I know I sometimes go for hyperbole in headlines, but the statement above is accurate. Your humble blogger had expected China (and presumably the rest of Asian) trade to fall in January and February from already depressed levels. While the drop in Chinese exports for December was less than experts expected (imports fell more sharply than anticipated, however), the trajectory down appears to be steepening, as we had feared.
From the Telegraph (hat tip reader John O):
“They have already hit zero,” said Charles de Trenck, a broker at Transport Trackers in Hong Kong. “We have seen trade activity fall off a cliff. Asia-Europe is an unmit igated disaster.”
Shipping journal Lloyd’s List said brokers in Singapore are now waiving fees for containers travelling from South China, charging only for the minimal “bunker” costs. Container fees from North Asia have dropped $200, taking them below operating cost.
Industry sources said they have never seen rates fall so low. “This is a whole new ball game,” said one trader.
The Baltic Dry Index (BDI) which measures freight rates for bulk commodities such as iron ore and grains crashed several months ago, falling 96pc. The BDI – though a useful early-warning index – is highly volatile and exaggerates apparent ups and downs in trade. However, the latest phase of the shipping crisis is different. It has spread to core trade of finished industrial goods, the lifeblood of the world economy.
Trade data from Asia’s export tigers has been disastrous over recent weeks, reflecting the collapse in US, UK and European markets…
A report by ING yesterday said shipping activity at US ports has suddenly dived. Outbound traffic from Long Beach and Los Angeles, America’s two top ports, has fallen by 18pc year-on-year, a far more serious decline than anything seen in recent recessions.
“This is no regular cycle slowdown, but a complete collapse in foreign demand,” said Lindsay Coburn, ING’s trade consultant….
The World Bank caused shockwaves with a warning last month that global trade may decline this year for the first time since the Second World War. This appears increasingly certain with each new batch of data.
Mr de Trenck predicts Asian trade to the US will fall 7pc this year. To Europe he estimates a drop of 9pc – possibly 12pc. Trade flows grow 8pc in an average year.
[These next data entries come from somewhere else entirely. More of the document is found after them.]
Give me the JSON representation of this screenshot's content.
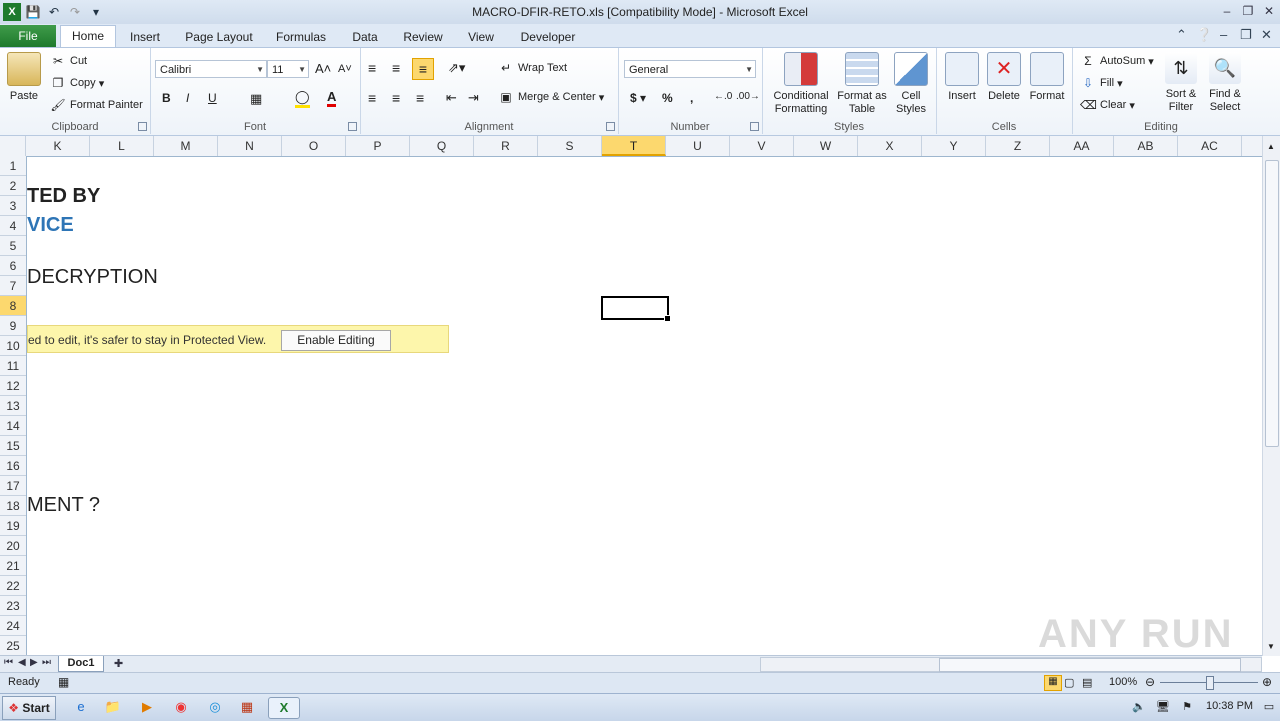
{
  "window": {
    "title": "MACRO-DFIR-RETO.xls  [Compatibility Mode]  -  Microsoft Excel",
    "app_icon": "excel-icon"
  },
  "tabs": {
    "file": "File",
    "items": [
      "Home",
      "Insert",
      "Page Layout",
      "Formulas",
      "Data",
      "Review",
      "View",
      "Developer"
    ],
    "active": "Home"
  },
  "ribbon": {
    "clipboard": {
      "paste": "Paste",
      "cut": "Cut",
      "copy": "Copy",
      "format_painter": "Format Painter",
      "label": "Clipboard"
    },
    "font": {
      "name": "Calibri",
      "size": "11",
      "label": "Font",
      "bold": "B",
      "italic": "I",
      "underline": "U"
    },
    "alignment": {
      "wrap_text": "Wrap Text",
      "merge_center": "Merge & Center",
      "label": "Alignment"
    },
    "number": {
      "format": "General",
      "currency": "$",
      "percent": "%",
      "comma": ",",
      "label": "Number"
    },
    "styles": {
      "conditional_formatting": "Conditional Formatting",
      "format_as_table": "Format as Table",
      "cell_styles": "Cell Styles",
      "label": "Styles"
    },
    "cells": {
      "insert": "Insert",
      "delete": "Delete",
      "format": "Format",
      "label": "Cells"
    },
    "editing": {
      "autosum": "AutoSum",
      "fill": "Fill",
      "clear": "Clear",
      "sort_filter": "Sort & Filter",
      "find_select": "Find & Select",
      "label": "Editing"
    }
  },
  "sheet": {
    "columns": [
      "K",
      "L",
      "M",
      "N",
      "O",
      "P",
      "Q",
      "R",
      "S",
      "T",
      "U",
      "V",
      "W",
      "X",
      "Y",
      "Z",
      "AA",
      "AB",
      "AC"
    ],
    "selected_column": "T",
    "rows": [
      "1",
      "2",
      "3",
      "4",
      "5",
      "6",
      "7",
      "8",
      "9",
      "10",
      "11",
      "12",
      "13",
      "14",
      "15",
      "16",
      "17",
      "18",
      "19",
      "20",
      "21",
      "22",
      "23",
      "24",
      "25"
    ],
    "selected_row": "8",
    "cell_texts": {
      "r3": "TED BY",
      "r4": "VICE",
      "r6": "DECRYPTION",
      "r18": "MENT ?"
    },
    "accent_color": "#2e75b6"
  },
  "protected_view": {
    "message": "ed to edit, it's safer to stay in Protected View.",
    "button": "Enable Editing"
  },
  "sheet_tabs": {
    "active": "Doc1"
  },
  "status": {
    "ready": "Ready",
    "zoom": "100%"
  },
  "taskbar": {
    "start": "Start",
    "time": "10:38 PM"
  },
  "watermark": "ANY RUN"
}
He said it was “illogical” for shippers to offer zero rates, but they do whatever they can to survive in a highly cyclical market.
Offering slots for free is akin to an airline giving away spare seats for nothing in the hope of making something from meals and fees.